(Reuters) - Boeing Co (BA.N) Chief Executive Dave Calhoun said on Tuesday he does not want the U.S. Treasury to take an equity stake in the planemaker as a condition of government loans as credit markets freeze amid the coronavirus pandemic.
“I don’t have a need for an equity stake,” Calhoun told Fox Business. “If they force it, we just look at all the other options and we’ve got plenty of them.”
Boeing has sought $60 billion in U.S. government loans for itself and the aerospace industry. Congress could reach agreement on a stimulus and rescue package worth up to $2 trillion to respond to the massive economic damage from the coronavirus pandemic as soon as today.
“There are a lot of options for us in the private markets etcetera, but the credit markets have to be open,” Calhoun told CNBC, noting that Boeing “has $15 billion in the bank.”
U.S. lawmakers have said they could demand equity, warrants or options as a condition of government loans.
“If they attach too many things to do it, of course you take a different course.” he told Fox Business.
Calhoun said he wants the government to allow Boeing to borrow funds and the government would collect interest. “We want to pay everything back,” he said.
Boeing shares rose nearly 16% on Tuesday, but the stock is still down more than 60% in the last month.
Last week, S&P downgraded Boeing’s credit and warned the coronavirus outbreak could hit Boeing’s cash flow further, as airline customers cancel flights and defer aircraft orders due to a plunge in travel demand.
The ratings agency lowered the credit rating on the planemaker to ‘BBB’ from ‘A-‘ and now expects 2020 free cash flow in a range of negative $11 billion to $12 billion, down from a prior estimate of positive $2 billion.
Boeing said on Monday it will halt production for two weeks at its twin-aisle jetliner factory in Washington state due to the spread of coronavirus. It accounts for about 80% of Boeing’s production, Calhoun said.
Calhoun said separately the 737 MAX is on track for a return to service for mid-year.

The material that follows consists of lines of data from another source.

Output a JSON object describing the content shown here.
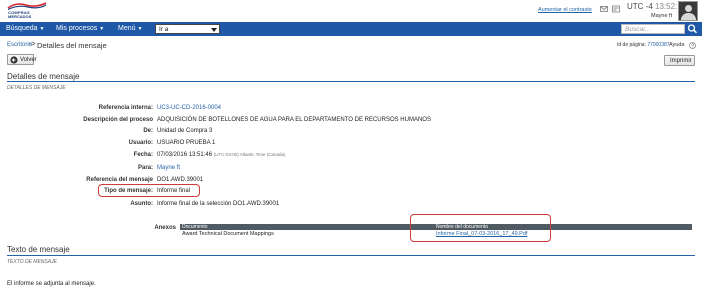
{
  "header": {
    "logo_line1": "COMPRAS",
    "logo_line2": "MERCADOS",
    "contrast_link": "Aumentar el contraste",
    "timezone": "UTC -4",
    "time": "13:52:13",
    "user": "Mayne ft"
  },
  "nav": {
    "items": [
      {
        "label": "Búsqueda"
      },
      {
        "label": "Mis procesos"
      },
      {
        "label": "Menú"
      }
    ],
    "goto_value": "Ir a",
    "search_placeholder": "Buscar..."
  },
  "breadcrumb": {
    "link": "Escritorio",
    "separator": "->",
    "title": "Detalles del mensaje"
  },
  "page_info": {
    "id_label": "Id de página:",
    "id_value": "77000387",
    "help": "Ayuda"
  },
  "buttons": {
    "back": "Volver",
    "print": "Imprimir"
  },
  "details": {
    "section_title": "Detalles de mensaje",
    "section_sub": "DETALLES DE MENSAJE",
    "fields": [
      {
        "label": "Referencia interna:",
        "value": "UC3-UC-CD-2016-0004",
        "link": true
      },
      {
        "label": "Descripción del proceso",
        "value": "ADQUISICIÓN DE BOTELLONES DE AGUA PARA EL DEPARTAMENTO DE RECURSOS HUMANOS",
        "link": false
      },
      {
        "label": "De:",
        "value": "Unidad de Compra 3",
        "link": false
      },
      {
        "label": "Usuario:",
        "value": "USUARIO PRUEBA 1",
        "link": false
      },
      {
        "label": "Fecha:",
        "value": "07/03/2016 13:51:46",
        "note": "(UTC-04:00) Atlantic Time (Canada)",
        "link": false
      },
      {
        "label": "Para:",
        "value": "Mayne ft",
        "link": true
      },
      {
        "label": "Referencia del mensaje",
        "value": "DO1.AWD.39001",
        "link": false
      },
      {
        "label": "Tipo de mensaje:",
        "value": "Informe final",
        "link": false
      },
      {
        "label": "Asunto:",
        "value": "Informe final de la selección DO1.AWD.39001",
        "link": false
      }
    ],
    "attachments_label": "Anexos",
    "attachments": {
      "headers": [
        "Documento",
        "Nombre del documento"
      ],
      "rows": [
        {
          "document": "Award Technical Document Mappings",
          "name": "Informe Final_07-03-2016_17_49.Pdf"
        }
      ]
    }
  },
  "message": {
    "section_title": "Texto de mensaje",
    "section_sub": "TEXTO DE MENSAJE",
    "body": "El informe se adjunta al mensaje."
  },
  "colors": {
    "nav_bg": "#1e58a6",
    "link": "#2563a8",
    "highlight": "#d03a3a",
    "table_header": "#505a63"
  }
}
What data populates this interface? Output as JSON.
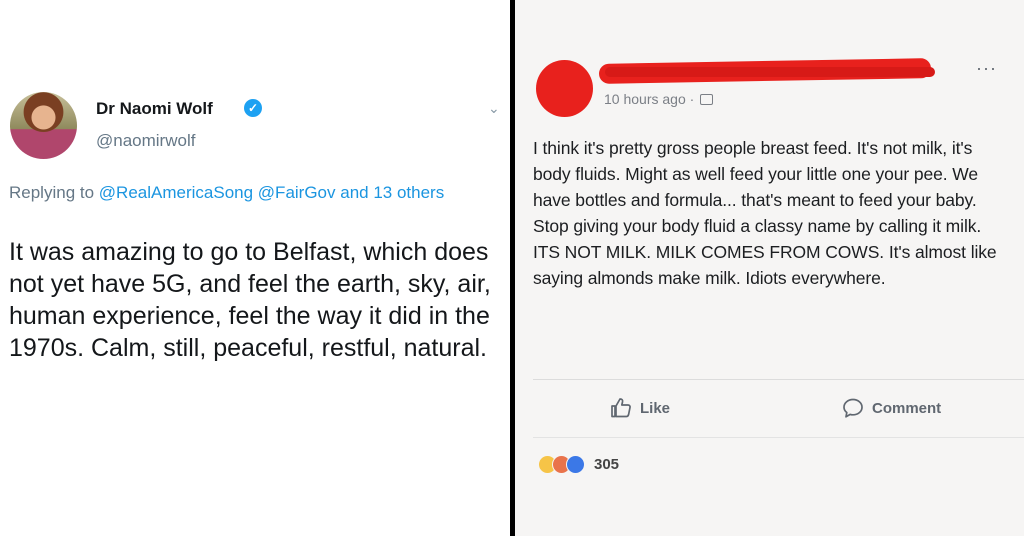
{
  "tweet": {
    "author_name": "Dr Naomi Wolf",
    "handle": "@naomirwolf",
    "verified_mark": "✓",
    "caret": "⌄",
    "replying_prefix": "Replying to ",
    "mentions": [
      "@RealAmericaSong",
      "@FairGov",
      "and 13 others"
    ],
    "text": "It was amazing to go to Belfast, which does not yet have 5G, and feel the earth, sky, air, human experience, feel the way it did in the 1970s. Calm, still, peaceful, restful, natural."
  },
  "facebook_post": {
    "timestamp": "10 hours ago ·",
    "more_label": "···",
    "text": "I think it's pretty gross people breast feed. It's not milk, it's body fluids. Might as well feed your little one your pee. We have bottles and formula... that's meant to feed your baby. Stop giving your body fluid a classy name by calling it milk. ITS NOT MILK. MILK COMES FROM COWS. It's almost like saying almonds make milk. Idiots everywhere.",
    "like_label": "Like",
    "comment_label": "Comment",
    "reaction_count": "305",
    "reactions": [
      "haha-icon",
      "angry-icon",
      "like-icon"
    ],
    "redaction_color": "#e8211d"
  },
  "colors": {
    "twitter_blue": "#1da1f2",
    "mention_blue": "#1b95e0",
    "divider": "#000000"
  }
}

“We’re very close to the finish line,” Calhoun told CNBC of the plane that has been grounded for a year after two fatal crashes in five months.
Reporting by David Shepardson, editing by Louise Heavens and Bill Berkrot